Microsoft Windows Server 2008

Microsoft Visual Studio 2008

Microsoft SQL Server 2008 (CTP)


Mayur Tendulkar | Microsoft India

Language Enhancements In C# 3.0 and VB 9

There are so many new features added as Language Enhancement for C# 3.0 and VB 9.0 in Visual Studio 2008 (along with .NET Framework 3.5). Here, I’m compiling a quick list of important ones and will share some resources from where you can learn more about the same.

  1. Local Type Inference
    Visual Studio uses type inference to determine the data types of local variables declared without data-type. The compiler infers the type of the variable from the type of the initialization expression. This enables you to declare variables without explicitly stating a type, as shown in the following example.
    String str1 = "Mayur Tendulkar";
    var str2 = "Mayur Tendulkar";

    For more information visit following links:

  2. Object and Collection Initializers
    Object and Collection Initializers let you assign values to any accessible fields or properties of an object at creation time without having to explicitly invoke a constructor
    class Person
    String Name { get; set; }
    String EMailID { get; set; }
    class PersonImplementation
    static void CreatePerson()
    //Object Initializer Used
    Person p = new Person { Name = "Mayur Tendulkar", EMailID = "" };
    //Collection Initializer (with Object Initializer) Used
    List per = new List
    new Person() { Name = "ABC", EMailID = ""},
    new Person() { Name = "XYZ", EMailID = ""}

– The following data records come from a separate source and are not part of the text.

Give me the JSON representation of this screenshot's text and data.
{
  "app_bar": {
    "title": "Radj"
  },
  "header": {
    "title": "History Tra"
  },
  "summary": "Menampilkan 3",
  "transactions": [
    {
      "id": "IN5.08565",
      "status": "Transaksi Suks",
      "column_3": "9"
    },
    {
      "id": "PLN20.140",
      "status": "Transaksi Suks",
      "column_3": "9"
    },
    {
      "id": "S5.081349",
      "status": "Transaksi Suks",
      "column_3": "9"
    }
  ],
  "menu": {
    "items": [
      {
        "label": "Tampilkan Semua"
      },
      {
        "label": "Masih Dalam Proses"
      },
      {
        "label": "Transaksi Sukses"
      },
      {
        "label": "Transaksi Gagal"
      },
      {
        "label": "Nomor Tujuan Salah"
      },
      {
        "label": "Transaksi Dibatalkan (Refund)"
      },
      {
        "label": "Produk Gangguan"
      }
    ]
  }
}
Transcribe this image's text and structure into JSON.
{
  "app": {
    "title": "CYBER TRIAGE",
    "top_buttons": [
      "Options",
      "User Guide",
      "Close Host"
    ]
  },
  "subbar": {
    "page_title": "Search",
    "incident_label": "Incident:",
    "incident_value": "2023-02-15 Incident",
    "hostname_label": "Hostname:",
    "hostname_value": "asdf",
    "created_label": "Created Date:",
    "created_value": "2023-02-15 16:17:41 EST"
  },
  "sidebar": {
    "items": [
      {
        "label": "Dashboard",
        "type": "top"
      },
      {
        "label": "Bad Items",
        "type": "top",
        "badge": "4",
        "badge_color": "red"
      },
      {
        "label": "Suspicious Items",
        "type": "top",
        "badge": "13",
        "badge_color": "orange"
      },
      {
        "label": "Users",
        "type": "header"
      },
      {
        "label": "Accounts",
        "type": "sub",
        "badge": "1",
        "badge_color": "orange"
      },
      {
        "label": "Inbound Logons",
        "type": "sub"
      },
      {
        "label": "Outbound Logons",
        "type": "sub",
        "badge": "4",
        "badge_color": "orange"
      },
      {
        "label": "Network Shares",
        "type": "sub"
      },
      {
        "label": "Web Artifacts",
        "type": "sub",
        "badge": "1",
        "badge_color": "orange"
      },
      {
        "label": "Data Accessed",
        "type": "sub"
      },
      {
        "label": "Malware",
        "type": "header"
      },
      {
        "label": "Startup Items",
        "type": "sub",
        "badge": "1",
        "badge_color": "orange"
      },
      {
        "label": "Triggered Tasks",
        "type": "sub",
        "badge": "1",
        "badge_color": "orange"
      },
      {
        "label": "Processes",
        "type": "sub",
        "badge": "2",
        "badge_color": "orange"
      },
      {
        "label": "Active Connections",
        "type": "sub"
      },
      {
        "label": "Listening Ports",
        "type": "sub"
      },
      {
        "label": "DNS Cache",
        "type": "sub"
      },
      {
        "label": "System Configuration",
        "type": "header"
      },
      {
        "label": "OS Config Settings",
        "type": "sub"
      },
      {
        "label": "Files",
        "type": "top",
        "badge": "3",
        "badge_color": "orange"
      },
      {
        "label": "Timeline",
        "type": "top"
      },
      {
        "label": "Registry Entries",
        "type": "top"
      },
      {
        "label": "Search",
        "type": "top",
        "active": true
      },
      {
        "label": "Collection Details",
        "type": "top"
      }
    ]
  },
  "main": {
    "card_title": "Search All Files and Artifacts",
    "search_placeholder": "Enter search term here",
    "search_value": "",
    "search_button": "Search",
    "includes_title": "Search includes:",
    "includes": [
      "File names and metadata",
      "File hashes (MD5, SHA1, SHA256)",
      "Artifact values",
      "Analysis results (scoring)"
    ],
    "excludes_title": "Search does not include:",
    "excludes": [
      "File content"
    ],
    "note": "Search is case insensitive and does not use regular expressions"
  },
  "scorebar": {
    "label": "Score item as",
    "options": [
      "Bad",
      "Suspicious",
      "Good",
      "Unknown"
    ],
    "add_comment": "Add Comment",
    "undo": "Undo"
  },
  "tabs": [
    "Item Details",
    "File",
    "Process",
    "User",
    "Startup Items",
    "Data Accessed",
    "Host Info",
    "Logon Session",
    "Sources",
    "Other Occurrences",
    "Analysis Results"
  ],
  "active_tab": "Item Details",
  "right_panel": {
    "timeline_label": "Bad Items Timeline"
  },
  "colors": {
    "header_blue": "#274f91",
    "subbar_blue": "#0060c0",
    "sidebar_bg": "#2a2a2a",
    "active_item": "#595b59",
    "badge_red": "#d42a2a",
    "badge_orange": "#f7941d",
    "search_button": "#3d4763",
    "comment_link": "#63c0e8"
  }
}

    For more information, visit following link:

  3. Anonymous Types
    Anonymous types enable you to create objects without writing a class definition for the data type. Instead, the compiler generates a class for you. The class has no usable name, inherits directly from Object, and contains the properties you specify in declaring the object. Because the name of the data type is not specified, it is referred to as an anonymous type.
    var Student = new { Name = "Mayur", LastName = "Tendulkar"};

    For more information, visit following link:

  4. Auto Implemented Properties
    Auto-implemented properties make property-declaration more concise when no additional logic is required in the property accessors. When you declare a property as shown in the following example, the compiler creates a private, anonymous backing field can only be accessed through the property’s get and set accessors.
    class Female
    string Name { get; set; }
    int Age { private get; set; } //Write only
    int Mobile { get; private set; } //Read only

    For more information visit following link:

  5. Partial Method
    Partial methods enable the implementer of one part of a class to define a method, similar to an event. The implementer of the other part of the class can decide whether to implement the method or not. If the method is not implemented, then the compiler removes the method signature and all calls to the method. Therefore, any code in the partial class can freely use a partial method, even if the implementation is not supplied. No compile-time or run-time errors will result if the method is called but not implemented.
    // Definition in file1.cs
    partial void onNameChanged();

    // Implementation in file2.cs
    partial void onNameChanged()
    // method body

    For more information visit following link:

In this blog post we seen 5 new concepts that are included in VS2008 (.NET 3.5) and in next post, we’ll see some more of them.